In the preferred form of the invention, shown in Figs. 1 and 2, the hinge connection between the fore-part and heel-part is so located, either in advance of or under the illstep-supporting surface f, that the tension of the upper over the said instep-supporting surface has no tendency to collapse the shoeform.
In the modified construction, shown in Fig. 3, the lower member 6 of the heel-part is made shorter than the upper member f and the hinge c is located nearer the rear end of the shoe-form than in the construction shown in Fig. 1. This arrangement has the advantage that the form is shortened rapidly when turned on its pivot. In this embodiment of the invention the fore-part is cut away so that the recess cl is open on its front side and the supporting surface 9 for the lower part of'the instep does not extend up to the member f of the heel-part.
it indicates a handle with which the shoeform is provided for the purpose of facili- 5 tating the insertion and removel of the form from shoes. i
The top of the shoe-form may be finished with a plate 72 of brass or other ornamental material, as shown. The use of such an ornamental plate is facilitated by making the shoe-form with a single solid part to fill completely the opening at the top of the shoe between the counter and the instep.
In using my improved form the instep 5 portion of the shoe is distended and supported by the movable heel-part of the form and when the shoe-form is used with lowcut shoes it presents a better appearance than other shoe-forms because the part which is exposed to view above or through the top of the shoe is a solid portion without any lines of division, thus giving the appearance of a one-piece'shoeform.
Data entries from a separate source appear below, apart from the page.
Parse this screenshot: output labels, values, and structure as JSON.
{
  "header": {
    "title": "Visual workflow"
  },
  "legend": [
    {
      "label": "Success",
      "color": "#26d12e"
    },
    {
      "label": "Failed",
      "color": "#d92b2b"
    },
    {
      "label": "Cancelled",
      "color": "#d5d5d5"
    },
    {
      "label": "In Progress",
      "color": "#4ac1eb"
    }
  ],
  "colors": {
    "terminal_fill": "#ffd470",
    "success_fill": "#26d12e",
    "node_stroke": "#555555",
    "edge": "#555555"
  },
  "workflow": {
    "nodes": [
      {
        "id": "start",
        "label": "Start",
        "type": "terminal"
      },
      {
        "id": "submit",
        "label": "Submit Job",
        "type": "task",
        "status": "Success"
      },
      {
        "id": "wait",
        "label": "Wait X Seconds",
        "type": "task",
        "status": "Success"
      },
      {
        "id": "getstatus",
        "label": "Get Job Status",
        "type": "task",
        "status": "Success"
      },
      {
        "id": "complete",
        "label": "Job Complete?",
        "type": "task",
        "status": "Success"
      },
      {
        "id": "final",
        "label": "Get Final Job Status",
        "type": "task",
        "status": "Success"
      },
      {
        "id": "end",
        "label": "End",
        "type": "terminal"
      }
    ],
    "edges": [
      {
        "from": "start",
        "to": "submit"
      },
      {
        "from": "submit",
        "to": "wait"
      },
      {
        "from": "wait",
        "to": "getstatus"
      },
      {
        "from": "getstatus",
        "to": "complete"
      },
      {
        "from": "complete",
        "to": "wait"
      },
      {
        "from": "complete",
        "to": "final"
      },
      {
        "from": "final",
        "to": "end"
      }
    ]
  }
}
The modification shown in Fig. 3 is not claimed specifically in this application, but is'claimed in applicants Patent No. 87 7 ,980, granted Feb. 4, 1908;
Having thus described my invention, I claimas new and desire to secure by Letters Patent of the United States unbroken top surface and comprising a forepart and a heel-part connected at a single pivotal point, said heel-part being provided with an instep supporting surface extending substantially over said pivotal connection with the fore-part, and said fore-part be ing cut away to provide a recess in its end adjacent to the heel-part to permit the heelpart to be turned about said pivotal connection for collapsing the form.
2. A shoe form presenting a continuous or unbroken top surface and comprising 'a forepart and a heel part connected at a single pivotal point, said heel part being provided with an instep supporting surface extending substantially over said pivotal connection with the forepart and said forepart being cut away at the rear of the pivotal connection to provide a recess in its end adjacent to the heel part to permit the heel part to be turned about said pivotal connection for collapsing the form. 1
In testimony whereof I have signed my name to this specificationin the presence of 55 two subscribing witnesses.
ARTHUR L. RUssELL, EDWARD H. PALMER.
1. A shoe form presenting a continuous or Copies of this patent may be obtained for five cents each, by addressing the Commissioner of Patents, Washington, D. G.